:: SUPPLIED RECORDS ::

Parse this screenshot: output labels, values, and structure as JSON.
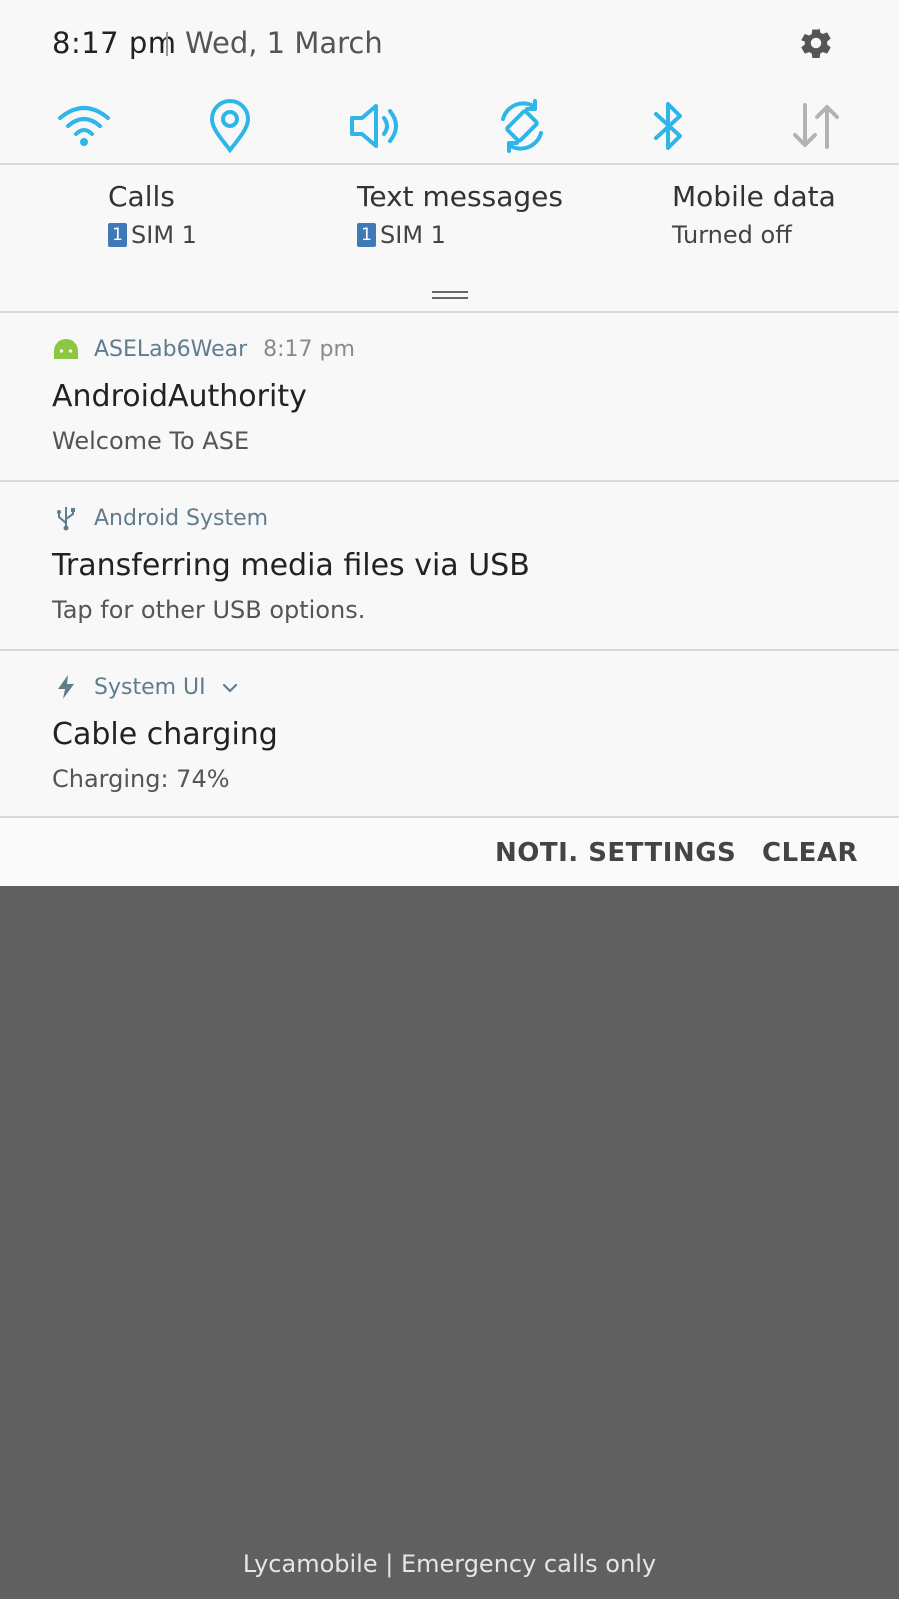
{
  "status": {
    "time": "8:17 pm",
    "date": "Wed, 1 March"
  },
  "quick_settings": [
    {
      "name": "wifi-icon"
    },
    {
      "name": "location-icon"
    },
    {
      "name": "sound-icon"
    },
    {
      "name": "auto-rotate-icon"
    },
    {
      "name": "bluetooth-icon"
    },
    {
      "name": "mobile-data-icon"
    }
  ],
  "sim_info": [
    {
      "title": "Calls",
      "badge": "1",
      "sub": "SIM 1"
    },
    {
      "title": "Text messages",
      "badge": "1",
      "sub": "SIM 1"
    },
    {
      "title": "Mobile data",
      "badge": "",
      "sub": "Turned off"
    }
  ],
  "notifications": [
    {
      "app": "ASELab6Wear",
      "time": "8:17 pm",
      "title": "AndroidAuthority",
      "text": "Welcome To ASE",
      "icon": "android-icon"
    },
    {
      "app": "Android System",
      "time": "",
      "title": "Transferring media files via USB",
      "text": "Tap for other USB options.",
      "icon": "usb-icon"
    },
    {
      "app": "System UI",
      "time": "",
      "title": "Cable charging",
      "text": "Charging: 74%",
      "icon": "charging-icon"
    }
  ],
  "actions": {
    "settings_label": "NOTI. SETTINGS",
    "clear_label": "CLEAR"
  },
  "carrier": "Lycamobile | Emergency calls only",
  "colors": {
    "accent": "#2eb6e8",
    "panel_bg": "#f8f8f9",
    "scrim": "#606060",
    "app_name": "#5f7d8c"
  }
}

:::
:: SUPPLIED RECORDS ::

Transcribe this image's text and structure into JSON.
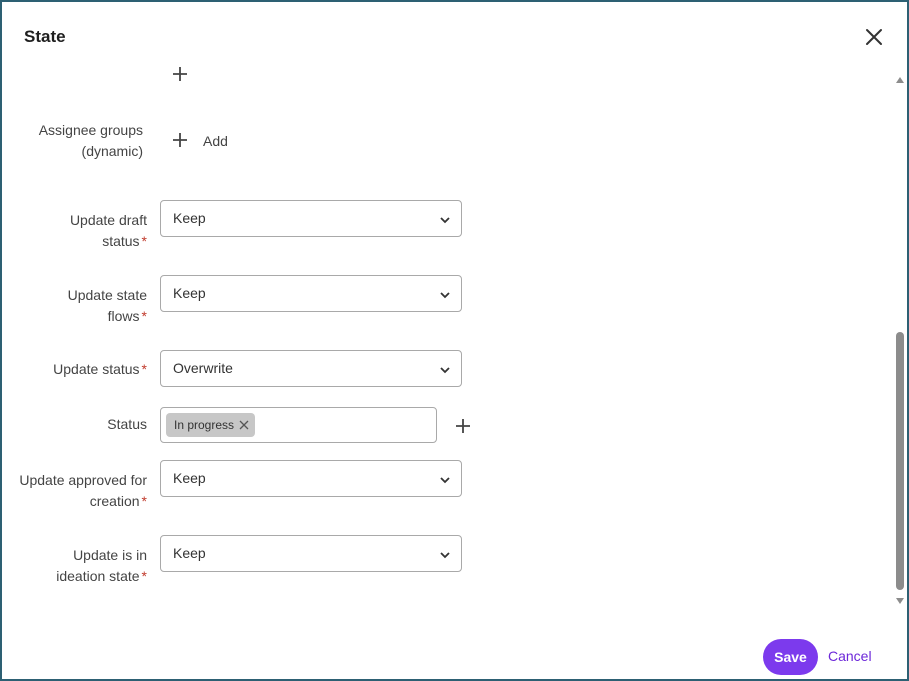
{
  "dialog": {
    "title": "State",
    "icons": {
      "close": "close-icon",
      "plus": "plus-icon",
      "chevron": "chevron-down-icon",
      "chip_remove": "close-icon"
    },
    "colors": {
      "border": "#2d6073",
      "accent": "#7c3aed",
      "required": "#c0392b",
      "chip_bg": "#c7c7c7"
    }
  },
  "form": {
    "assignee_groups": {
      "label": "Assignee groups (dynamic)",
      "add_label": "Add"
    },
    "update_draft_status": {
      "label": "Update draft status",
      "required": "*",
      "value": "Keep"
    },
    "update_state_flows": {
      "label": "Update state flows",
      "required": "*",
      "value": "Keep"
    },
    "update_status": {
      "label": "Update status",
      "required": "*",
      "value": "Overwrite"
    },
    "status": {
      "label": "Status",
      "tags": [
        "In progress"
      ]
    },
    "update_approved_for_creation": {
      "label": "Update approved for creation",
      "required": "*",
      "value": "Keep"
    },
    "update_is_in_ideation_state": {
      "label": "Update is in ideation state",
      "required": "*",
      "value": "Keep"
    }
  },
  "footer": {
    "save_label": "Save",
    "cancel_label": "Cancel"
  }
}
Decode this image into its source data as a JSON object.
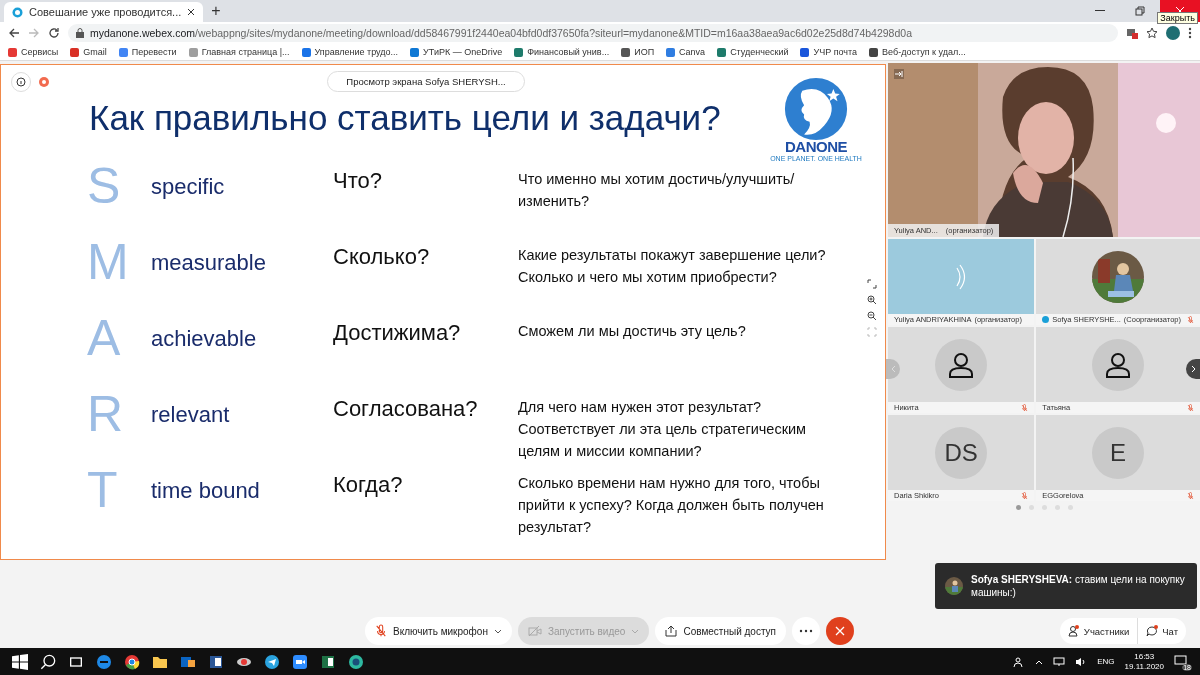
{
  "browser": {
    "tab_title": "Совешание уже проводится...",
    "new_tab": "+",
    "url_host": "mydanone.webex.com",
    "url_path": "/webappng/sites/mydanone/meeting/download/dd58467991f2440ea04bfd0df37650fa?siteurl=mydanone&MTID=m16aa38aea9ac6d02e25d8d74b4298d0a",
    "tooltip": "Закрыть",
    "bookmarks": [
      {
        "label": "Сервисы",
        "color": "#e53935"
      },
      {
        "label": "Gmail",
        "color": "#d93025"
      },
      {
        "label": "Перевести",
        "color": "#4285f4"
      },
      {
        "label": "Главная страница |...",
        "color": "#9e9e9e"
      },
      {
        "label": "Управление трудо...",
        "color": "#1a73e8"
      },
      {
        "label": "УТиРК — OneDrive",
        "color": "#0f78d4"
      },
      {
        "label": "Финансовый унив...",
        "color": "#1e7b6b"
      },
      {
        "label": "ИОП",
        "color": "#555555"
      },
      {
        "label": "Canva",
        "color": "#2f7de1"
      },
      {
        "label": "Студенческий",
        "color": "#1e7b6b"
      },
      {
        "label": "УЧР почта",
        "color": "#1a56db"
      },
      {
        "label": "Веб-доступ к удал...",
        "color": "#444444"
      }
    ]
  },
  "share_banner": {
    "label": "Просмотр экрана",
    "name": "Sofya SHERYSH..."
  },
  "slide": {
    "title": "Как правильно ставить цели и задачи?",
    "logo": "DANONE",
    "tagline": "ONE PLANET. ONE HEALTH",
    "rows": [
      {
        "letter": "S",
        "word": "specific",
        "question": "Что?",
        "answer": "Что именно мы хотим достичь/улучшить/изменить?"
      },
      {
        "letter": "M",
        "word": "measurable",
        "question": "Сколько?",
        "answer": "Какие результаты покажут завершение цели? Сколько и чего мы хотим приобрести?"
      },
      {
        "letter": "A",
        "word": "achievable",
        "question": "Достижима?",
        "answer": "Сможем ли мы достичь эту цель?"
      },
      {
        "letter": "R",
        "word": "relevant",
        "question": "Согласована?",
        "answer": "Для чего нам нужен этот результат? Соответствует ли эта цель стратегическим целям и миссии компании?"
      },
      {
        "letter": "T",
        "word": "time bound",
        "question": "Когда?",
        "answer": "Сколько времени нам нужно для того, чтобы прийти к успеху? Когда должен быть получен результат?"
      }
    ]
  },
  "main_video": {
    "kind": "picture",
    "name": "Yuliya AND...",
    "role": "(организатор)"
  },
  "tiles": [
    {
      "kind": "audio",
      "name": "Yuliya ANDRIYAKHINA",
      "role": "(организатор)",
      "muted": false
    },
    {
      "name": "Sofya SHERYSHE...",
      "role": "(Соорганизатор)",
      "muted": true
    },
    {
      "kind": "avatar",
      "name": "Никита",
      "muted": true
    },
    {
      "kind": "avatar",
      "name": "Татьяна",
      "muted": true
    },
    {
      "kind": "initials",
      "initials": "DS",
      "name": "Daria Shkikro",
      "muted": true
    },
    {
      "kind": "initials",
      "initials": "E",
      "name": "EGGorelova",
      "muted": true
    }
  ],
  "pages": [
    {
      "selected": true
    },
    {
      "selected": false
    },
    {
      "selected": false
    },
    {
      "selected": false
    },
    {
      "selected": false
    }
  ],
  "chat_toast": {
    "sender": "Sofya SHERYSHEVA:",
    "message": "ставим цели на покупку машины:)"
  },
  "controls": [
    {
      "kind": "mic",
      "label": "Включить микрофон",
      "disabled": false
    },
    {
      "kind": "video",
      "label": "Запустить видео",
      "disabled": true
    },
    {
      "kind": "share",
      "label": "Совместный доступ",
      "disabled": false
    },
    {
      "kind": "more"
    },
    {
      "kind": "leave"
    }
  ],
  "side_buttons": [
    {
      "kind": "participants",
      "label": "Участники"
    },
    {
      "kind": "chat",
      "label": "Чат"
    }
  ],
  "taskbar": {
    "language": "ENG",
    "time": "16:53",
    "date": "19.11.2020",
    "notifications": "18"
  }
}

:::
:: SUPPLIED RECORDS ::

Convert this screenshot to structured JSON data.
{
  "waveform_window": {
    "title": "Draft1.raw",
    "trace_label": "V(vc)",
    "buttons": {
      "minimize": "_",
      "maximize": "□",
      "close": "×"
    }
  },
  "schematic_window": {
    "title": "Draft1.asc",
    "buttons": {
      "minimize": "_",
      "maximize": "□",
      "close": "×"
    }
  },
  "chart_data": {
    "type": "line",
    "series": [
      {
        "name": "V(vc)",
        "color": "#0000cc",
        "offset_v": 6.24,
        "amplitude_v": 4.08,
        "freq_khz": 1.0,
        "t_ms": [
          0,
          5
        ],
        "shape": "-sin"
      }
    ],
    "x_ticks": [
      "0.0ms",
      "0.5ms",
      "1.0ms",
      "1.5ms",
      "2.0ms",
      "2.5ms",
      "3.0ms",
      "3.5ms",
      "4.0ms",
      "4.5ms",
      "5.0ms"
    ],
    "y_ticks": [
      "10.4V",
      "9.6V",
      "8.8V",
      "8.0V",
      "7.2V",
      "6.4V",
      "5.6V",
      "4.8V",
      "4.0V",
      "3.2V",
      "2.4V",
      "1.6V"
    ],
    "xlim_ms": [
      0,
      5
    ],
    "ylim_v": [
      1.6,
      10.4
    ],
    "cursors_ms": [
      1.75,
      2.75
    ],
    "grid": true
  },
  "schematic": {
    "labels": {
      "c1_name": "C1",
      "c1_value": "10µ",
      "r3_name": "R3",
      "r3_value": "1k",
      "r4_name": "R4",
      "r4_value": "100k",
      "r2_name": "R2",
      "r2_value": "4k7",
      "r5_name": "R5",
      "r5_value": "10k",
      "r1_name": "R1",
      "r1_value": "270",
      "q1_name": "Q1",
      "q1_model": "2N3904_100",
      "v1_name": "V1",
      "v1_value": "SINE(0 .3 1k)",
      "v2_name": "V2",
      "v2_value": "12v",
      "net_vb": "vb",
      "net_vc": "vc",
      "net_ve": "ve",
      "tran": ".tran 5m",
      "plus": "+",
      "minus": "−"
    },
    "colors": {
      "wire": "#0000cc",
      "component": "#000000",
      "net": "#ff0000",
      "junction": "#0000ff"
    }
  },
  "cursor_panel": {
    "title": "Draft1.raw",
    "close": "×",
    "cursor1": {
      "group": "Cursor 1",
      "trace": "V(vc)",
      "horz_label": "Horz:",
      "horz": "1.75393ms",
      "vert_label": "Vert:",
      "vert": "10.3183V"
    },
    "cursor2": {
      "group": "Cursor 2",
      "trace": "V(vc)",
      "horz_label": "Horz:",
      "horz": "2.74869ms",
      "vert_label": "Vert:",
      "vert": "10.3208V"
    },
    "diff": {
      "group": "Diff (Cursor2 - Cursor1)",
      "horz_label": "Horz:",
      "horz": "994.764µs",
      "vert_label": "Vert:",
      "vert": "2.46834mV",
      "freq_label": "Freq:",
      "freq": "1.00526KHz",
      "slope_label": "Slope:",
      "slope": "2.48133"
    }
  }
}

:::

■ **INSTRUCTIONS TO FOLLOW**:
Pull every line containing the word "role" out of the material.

■ **REPLY TO THE EXERCISE**:
    "role": "(организатор)"
      "role": "(организатор)",
      "role": "(Соорганизатор)",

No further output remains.